Give the entries again exactly, without pictures.

· · · · · · ·

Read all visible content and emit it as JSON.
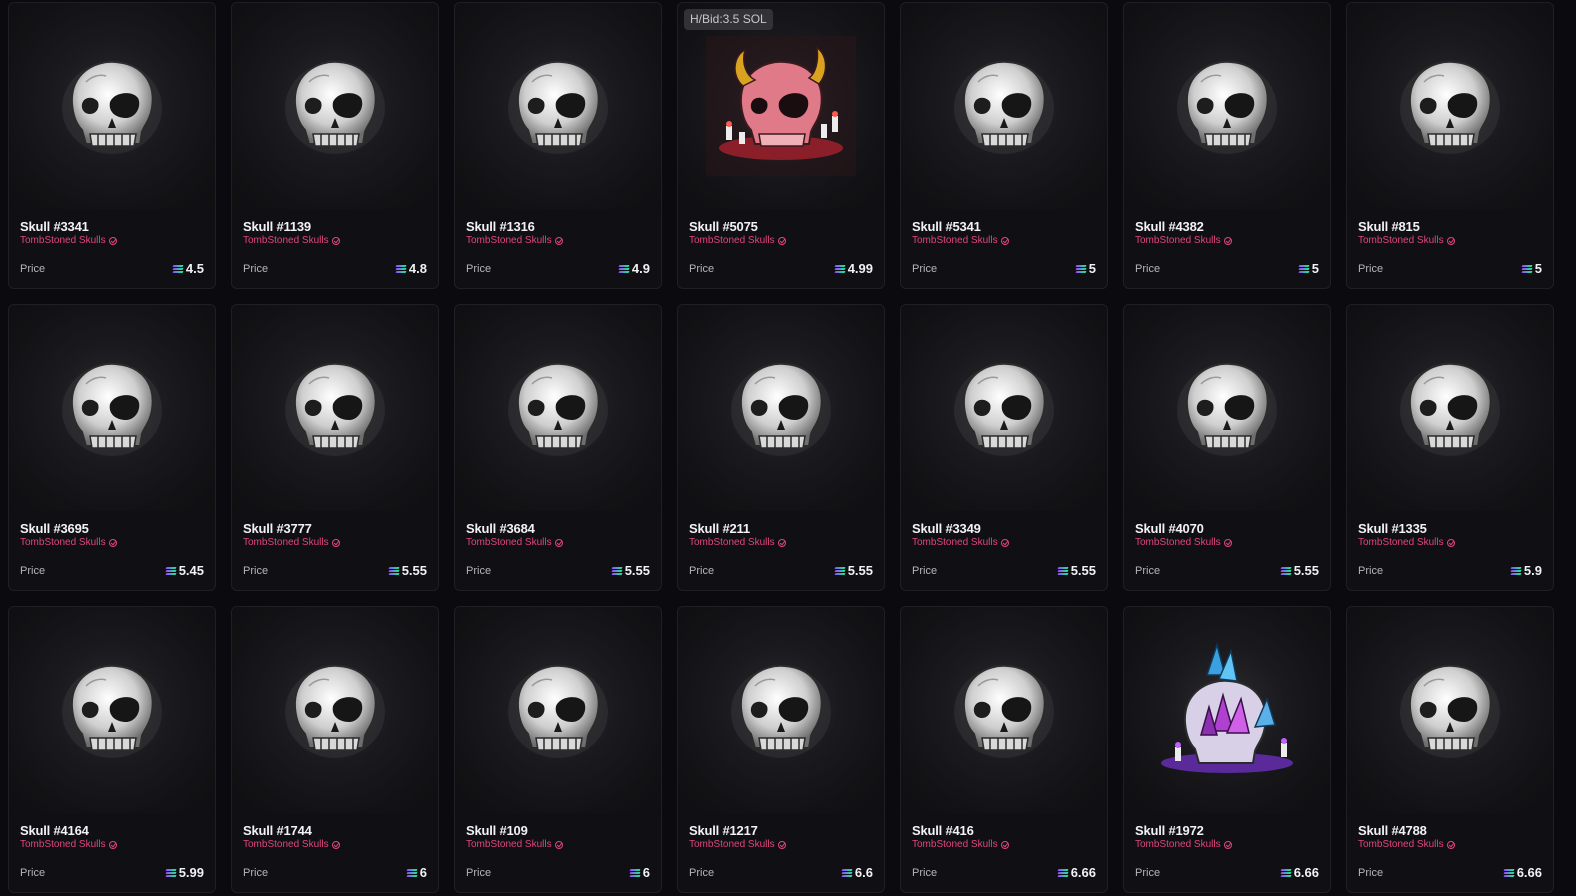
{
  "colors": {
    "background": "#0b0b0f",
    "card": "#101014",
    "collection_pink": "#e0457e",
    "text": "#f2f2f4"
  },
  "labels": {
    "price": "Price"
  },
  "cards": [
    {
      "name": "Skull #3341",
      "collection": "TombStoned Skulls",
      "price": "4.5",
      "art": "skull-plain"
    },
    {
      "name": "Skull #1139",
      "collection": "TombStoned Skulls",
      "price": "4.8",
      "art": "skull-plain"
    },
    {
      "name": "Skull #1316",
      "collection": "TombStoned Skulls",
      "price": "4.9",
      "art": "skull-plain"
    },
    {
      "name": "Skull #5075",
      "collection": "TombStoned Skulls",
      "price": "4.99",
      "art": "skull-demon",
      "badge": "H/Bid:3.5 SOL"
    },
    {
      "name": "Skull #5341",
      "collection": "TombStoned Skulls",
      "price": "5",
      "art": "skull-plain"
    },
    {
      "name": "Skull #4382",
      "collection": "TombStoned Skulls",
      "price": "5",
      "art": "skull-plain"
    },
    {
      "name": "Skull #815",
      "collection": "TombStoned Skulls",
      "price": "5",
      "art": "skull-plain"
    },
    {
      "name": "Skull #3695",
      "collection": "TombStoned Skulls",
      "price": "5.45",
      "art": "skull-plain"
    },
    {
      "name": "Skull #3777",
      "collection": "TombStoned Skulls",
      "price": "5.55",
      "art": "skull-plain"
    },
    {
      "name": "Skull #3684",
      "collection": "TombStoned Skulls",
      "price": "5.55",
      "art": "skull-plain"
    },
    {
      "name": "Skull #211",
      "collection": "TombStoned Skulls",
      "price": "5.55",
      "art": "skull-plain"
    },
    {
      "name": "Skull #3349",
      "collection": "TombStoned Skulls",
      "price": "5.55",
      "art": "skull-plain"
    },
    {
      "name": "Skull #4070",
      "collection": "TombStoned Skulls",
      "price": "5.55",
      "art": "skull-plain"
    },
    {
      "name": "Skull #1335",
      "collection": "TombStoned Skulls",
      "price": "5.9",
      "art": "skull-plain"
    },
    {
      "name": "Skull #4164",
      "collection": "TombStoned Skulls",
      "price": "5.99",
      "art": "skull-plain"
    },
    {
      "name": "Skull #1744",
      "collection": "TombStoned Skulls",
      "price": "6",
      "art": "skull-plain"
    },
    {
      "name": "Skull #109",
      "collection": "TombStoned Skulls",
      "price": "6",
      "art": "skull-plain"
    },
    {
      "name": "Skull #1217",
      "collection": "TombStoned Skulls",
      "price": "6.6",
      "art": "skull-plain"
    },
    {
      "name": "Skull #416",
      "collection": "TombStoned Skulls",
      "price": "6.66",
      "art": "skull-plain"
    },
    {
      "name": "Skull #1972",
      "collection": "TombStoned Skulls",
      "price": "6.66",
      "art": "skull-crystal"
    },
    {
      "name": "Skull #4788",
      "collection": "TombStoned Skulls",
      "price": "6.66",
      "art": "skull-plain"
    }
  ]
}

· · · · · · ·

- Response below -
Read all visible content and emit it as JSON.
{
  "colors": {
    "background": "#0b0b0f",
    "card": "#101014",
    "collection_pink": "#e0457e",
    "text": "#f2f2f4"
  },
  "labels": {
    "price": "Price"
  },
  "cards": [
    {
      "name": "Skull #3341",
      "collection": "TombStoned Skulls",
      "price": "4.5",
      "art": "skull-plain"
    },
    {
      "name": "Skull #1139",
      "collection": "TombStoned Skulls",
      "price": "4.8",
      "art": "skull-plain"
    },
    {
      "name": "Skull #1316",
      "collection": "TombStoned Skulls",
      "price": "4.9",
      "art": "skull-plain"
    },
    {
      "name": "Skull #5075",
      "collection": "TombStoned Skulls",
      "price": "4.99",
      "art": "skull-demon",
      "badge": "H/Bid:3.5 SOL"
    },
    {
      "name": "Skull #5341",
      "collection": "TombStoned Skulls",
      "price": "5",
      "art": "skull-plain"
    },
    {
      "name": "Skull #4382",
      "collection": "TombStoned Skulls",
      "price": "5",
      "art": "skull-plain"
    },
    {
      "name": "Skull #815",
      "collection": "TombStoned Skulls",
      "price": "5",
      "art": "skull-plain"
    },
    {
      "name": "Skull #3695",
      "collection": "TombStoned Skulls",
      "price": "5.45",
      "art": "skull-plain"
    },
    {
      "name": "Skull #3777",
      "collection": "TombStoned Skulls",
      "price": "5.55",
      "art": "skull-plain"
    },
    {
      "name": "Skull #3684",
      "collection": "TombStoned Skulls",
      "price": "5.55",
      "art": "skull-plain"
    },
    {
      "name": "Skull #211",
      "collection": "TombStoned Skulls",
      "price": "5.55",
      "art": "skull-plain"
    },
    {
      "name": "Skull #3349",
      "collection": "TombStoned Skulls",
      "price": "5.55",
      "art": "skull-plain"
    },
    {
      "name": "Skull #4070",
      "collection": "TombStoned Skulls",
      "price": "5.55",
      "art": "skull-plain"
    },
    {
      "name": "Skull #1335",
      "collection": "TombStoned Skulls",
      "price": "5.9",
      "art": "skull-plain"
    },
    {
      "name": "Skull #4164",
      "collection": "TombStoned Skulls",
      "price": "5.99",
      "art": "skull-plain"
    },
    {
      "name": "Skull #1744",
      "collection": "TombStoned Skulls",
      "price": "6",
      "art": "skull-plain"
    },
    {
      "name": "Skull #109",
      "collection": "TombStoned Skulls",
      "price": "6",
      "art": "skull-plain"
    },
    {
      "name": "Skull #1217",
      "collection": "TombStoned Skulls",
      "price": "6.6",
      "art": "skull-plain"
    },
    {
      "name": "Skull #416",
      "collection": "TombStoned Skulls",
      "price": "6.66",
      "art": "skull-plain"
    },
    {
      "name": "Skull #1972",
      "collection": "TombStoned Skulls",
      "price": "6.66",
      "art": "skull-crystal"
    },
    {
      "name": "Skull #4788",
      "collection": "TombStoned Skulls",
      "price": "6.66",
      "art": "skull-plain"
    }
  ]
}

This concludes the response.